# TASK DIRECTIONS
Among the following entries, how many lines hold the string "JSON"? State only the number.

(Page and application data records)
★ ★ ★ ★ ★ ★ ★

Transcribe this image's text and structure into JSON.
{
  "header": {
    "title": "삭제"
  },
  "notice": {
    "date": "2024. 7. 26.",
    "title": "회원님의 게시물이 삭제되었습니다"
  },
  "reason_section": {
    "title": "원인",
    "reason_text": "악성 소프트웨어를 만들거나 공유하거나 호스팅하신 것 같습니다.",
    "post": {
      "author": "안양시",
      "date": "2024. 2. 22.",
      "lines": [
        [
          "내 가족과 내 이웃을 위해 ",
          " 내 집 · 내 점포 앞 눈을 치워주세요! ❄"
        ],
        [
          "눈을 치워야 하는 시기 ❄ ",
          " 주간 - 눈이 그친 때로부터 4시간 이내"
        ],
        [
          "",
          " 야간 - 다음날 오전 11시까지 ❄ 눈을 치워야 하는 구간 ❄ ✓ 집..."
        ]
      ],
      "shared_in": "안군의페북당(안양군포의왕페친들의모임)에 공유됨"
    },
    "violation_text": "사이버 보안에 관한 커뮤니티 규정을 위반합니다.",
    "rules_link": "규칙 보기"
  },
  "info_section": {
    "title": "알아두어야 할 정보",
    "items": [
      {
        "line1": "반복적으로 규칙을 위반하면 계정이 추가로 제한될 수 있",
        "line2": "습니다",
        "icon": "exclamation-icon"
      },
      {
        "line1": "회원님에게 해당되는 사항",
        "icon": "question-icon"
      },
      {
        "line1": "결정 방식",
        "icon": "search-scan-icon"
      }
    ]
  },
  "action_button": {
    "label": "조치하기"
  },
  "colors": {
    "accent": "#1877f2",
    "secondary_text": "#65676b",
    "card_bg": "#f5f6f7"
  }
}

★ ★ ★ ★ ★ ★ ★

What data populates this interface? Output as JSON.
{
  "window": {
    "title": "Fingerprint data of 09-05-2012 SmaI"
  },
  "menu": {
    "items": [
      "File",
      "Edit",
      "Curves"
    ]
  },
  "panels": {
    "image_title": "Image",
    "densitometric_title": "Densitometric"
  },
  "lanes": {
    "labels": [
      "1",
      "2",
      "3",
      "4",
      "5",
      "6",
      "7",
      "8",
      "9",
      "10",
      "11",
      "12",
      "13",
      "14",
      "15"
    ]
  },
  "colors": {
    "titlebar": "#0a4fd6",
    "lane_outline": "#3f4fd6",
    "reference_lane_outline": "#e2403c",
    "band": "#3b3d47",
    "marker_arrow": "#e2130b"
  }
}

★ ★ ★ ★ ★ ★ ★

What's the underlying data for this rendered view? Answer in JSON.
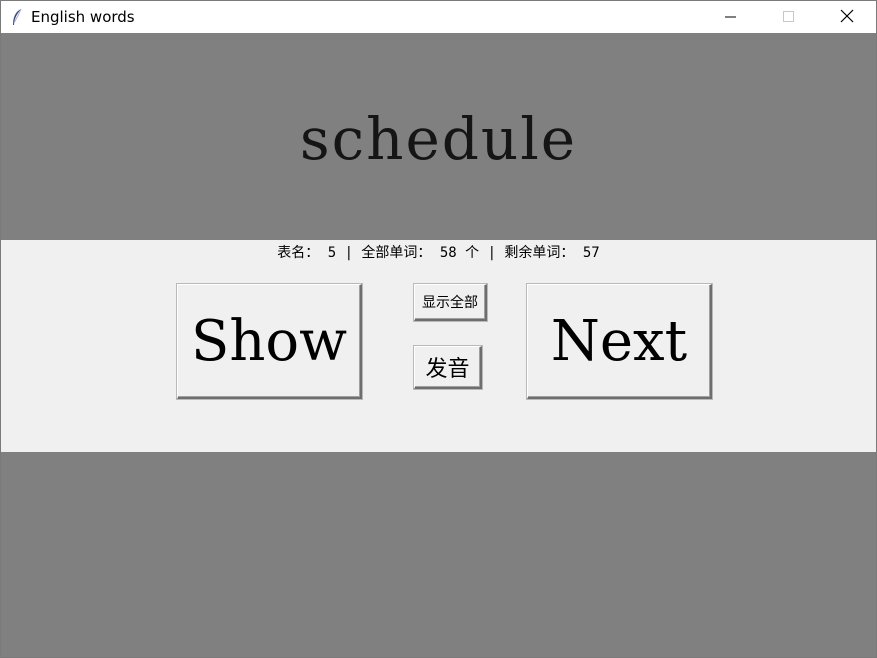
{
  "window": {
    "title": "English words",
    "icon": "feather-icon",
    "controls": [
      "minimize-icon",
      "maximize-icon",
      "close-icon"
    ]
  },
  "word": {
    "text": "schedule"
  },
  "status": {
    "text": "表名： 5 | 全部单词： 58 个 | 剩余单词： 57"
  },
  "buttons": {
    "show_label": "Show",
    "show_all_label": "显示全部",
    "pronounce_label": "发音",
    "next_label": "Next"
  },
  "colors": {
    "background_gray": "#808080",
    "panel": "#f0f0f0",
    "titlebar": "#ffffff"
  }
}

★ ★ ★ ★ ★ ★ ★

# FINAL ANSWER
3